Almost 90 million Facebook users from Los Angeles to London may have had their online information illegally collected by Cambridge Analytica as part of its work for Donald Trump’s 2016 presidential campaign. Mark Zuckerberg, the social networking giant’s chief executive, will testify to U.S. lawmakers this week over claims that the tech giant played fast and loose in its protection of people’s online privacy. Both companies deny any wrongdoing.
It’s legitimate to point the finger at the world’s largest social network and a data analytics firm with somewhat shady political connections. But there’s one sizeable piece of the puzzle that’s missing from the world’s newfound fixation on digital privacy: voters themselves.
In the nonstop global election cycle of the last 18 months, people across Europe, the United States and elsewhere have readily handed over their online information to campaigns with little thought about what such data would be used for. That includes willingly participating in online surveys, sharing social media usernames and downloading smartphone apps to offer political movements almost unprecedented insight into — and access to — their thoughts and voting intentions.
Do people using such websites really understand that they are, in fact, data-gathering strategies by the country’s leading political parties?
Call it the app-ification of the political world.
Just as Facebook, YouTube and other popular digital services offered people apparently “free” goodies in return for their personal information, lawmakers have realized that they too can use similar smartphone-friendly tactics to (legitimately) gather data on potential voters.
That’s a worrying trend. Privacy campaigners — and, increasingly, the general public — have raised hackles about how much data many of the world’s largest tech companies now hold on all of our digital habits.
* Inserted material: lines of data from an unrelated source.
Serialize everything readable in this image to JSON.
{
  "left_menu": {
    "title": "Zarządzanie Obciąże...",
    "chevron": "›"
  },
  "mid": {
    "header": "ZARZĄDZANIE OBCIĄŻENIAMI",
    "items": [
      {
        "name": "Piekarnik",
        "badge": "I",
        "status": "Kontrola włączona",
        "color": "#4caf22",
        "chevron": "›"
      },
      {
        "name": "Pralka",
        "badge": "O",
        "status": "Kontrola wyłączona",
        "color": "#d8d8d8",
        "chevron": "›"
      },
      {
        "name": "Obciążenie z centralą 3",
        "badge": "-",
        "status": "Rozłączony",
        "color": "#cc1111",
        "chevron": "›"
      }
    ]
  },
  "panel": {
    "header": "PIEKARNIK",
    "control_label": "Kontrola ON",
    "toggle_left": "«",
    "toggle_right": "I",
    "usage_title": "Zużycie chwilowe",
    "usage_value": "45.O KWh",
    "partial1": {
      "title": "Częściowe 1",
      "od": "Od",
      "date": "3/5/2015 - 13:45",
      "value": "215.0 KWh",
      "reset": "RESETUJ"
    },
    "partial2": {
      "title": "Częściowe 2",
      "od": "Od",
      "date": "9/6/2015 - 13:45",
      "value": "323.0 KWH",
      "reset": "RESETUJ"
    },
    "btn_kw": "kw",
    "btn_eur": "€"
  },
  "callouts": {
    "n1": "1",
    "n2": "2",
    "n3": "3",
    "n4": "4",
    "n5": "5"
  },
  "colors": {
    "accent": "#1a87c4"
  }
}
But what happens when political campaigns start following suit? We’re now at a stage where politicians are building on existing data collection techniques like voter registration and consumer marketing databases to add proprietary digital warehouses of citizens’ online information — data that people freely hand over by completing a light-hearted online quiz or downloading the latest smartphone app without checking how that information will be used.
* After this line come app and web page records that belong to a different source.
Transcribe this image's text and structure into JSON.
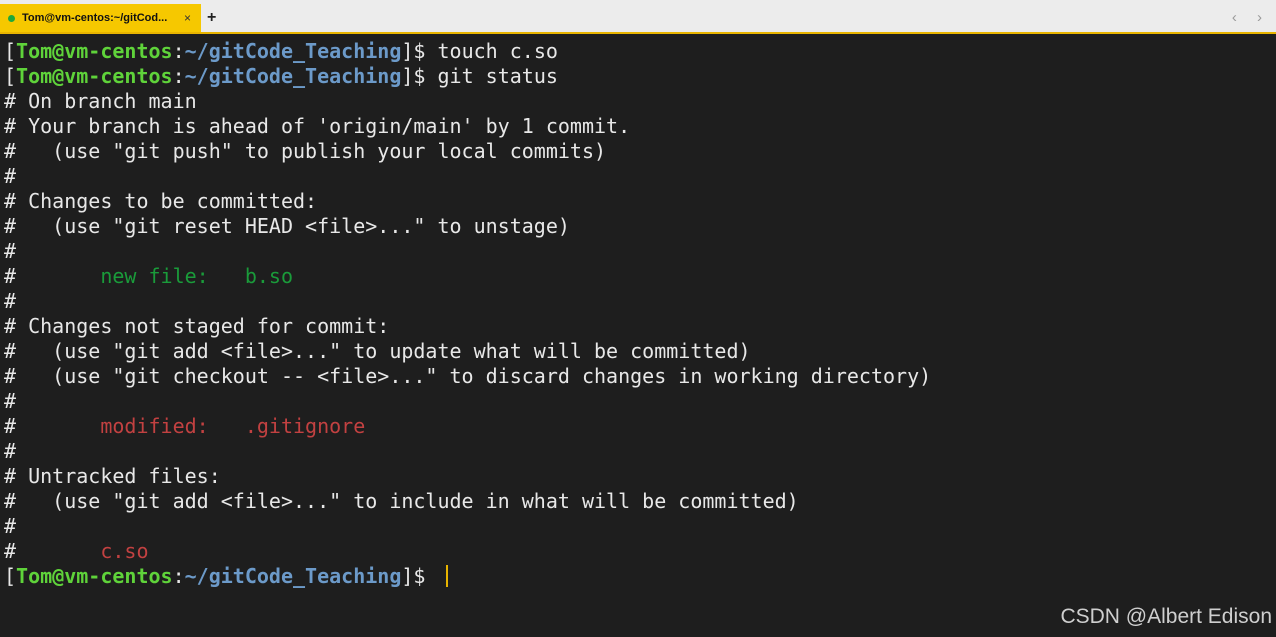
{
  "tab": {
    "title": "Tom@vm-centos:~/gitCod...",
    "close_glyph": "×",
    "new_tab_glyph": "+",
    "nav_glyphs": "‹ ›"
  },
  "prompt": {
    "open_bracket": "[",
    "user_host": "Tom@vm-centos",
    "colon": ":",
    "path": "~/gitCode_Teaching",
    "close": "]$ "
  },
  "commands": {
    "first": "touch c.so",
    "second": "git status"
  },
  "output": {
    "l01": "# On branch main",
    "l02": "# Your branch is ahead of 'origin/main' by 1 commit.",
    "l03": "#   (use \"git push\" to publish your local commits)",
    "l04": "#",
    "l05": "# Changes to be committed:",
    "l06": "#   (use \"git reset HEAD <file>...\" to unstage)",
    "l07": "#",
    "l08_prefix": "#       ",
    "l08_status": "new file:   b.so",
    "l09": "#",
    "l10": "# Changes not staged for commit:",
    "l11": "#   (use \"git add <file>...\" to update what will be committed)",
    "l12": "#   (use \"git checkout -- <file>...\" to discard changes in working directory)",
    "l13": "#",
    "l14_prefix": "#       ",
    "l14_status": "modified:   .gitignore",
    "l15": "#",
    "l16": "# Untracked files:",
    "l17": "#   (use \"git add <file>...\" to include in what will be committed)",
    "l18": "#",
    "l19_prefix": "#       ",
    "l19_status": "c.so"
  },
  "watermark": "CSDN @Albert Edison",
  "colors": {
    "tab_active": "#f6c800",
    "prompt_user": "#5fd33a",
    "prompt_path": "#6c9ac9",
    "staged": "#1a9b3a",
    "unstaged": "#c24141",
    "background": "#1e1e1e"
  }
}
It’s all about the data
You don’t have to look far for examples of these new politicized data-gathering techniques. And many of them have gone hand-in-hand with the most-recent U.S. presidential election and Britain’s referendum on leaving the European Union, both in 2016 — campaigns that, not surprisingly, also lie at the center of the recent Facebook data scandal.
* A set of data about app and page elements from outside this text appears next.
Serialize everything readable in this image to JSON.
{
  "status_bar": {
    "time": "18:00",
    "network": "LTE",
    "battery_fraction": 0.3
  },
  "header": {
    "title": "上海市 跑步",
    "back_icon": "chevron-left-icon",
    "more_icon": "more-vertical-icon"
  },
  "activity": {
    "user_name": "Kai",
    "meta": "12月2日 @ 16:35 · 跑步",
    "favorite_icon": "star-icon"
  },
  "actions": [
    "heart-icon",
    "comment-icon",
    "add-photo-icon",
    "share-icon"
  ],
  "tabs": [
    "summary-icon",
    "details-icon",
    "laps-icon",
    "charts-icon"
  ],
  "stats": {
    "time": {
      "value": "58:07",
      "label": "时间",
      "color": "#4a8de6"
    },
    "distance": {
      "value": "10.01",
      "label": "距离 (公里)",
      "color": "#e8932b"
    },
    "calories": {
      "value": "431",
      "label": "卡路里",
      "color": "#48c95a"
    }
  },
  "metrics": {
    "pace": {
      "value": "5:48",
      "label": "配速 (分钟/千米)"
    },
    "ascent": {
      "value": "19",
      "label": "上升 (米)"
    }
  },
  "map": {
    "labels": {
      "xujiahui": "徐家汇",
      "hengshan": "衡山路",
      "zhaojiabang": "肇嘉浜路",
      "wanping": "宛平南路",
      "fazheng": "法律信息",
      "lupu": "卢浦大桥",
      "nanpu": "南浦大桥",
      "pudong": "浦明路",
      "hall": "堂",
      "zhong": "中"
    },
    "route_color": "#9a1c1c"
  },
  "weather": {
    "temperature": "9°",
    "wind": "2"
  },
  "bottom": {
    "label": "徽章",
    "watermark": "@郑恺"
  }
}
A month before the U.K. went to the Brexit polls, for instance, the Vote Leave campaign unveiled an offer that seemed too good to be true. It created a website that promised to pay people a cool £50 million (allegedly, the daily amount sent by Britain to the EU — the true figure, minus the country’s rebate, is less than £40 million) if they could guess…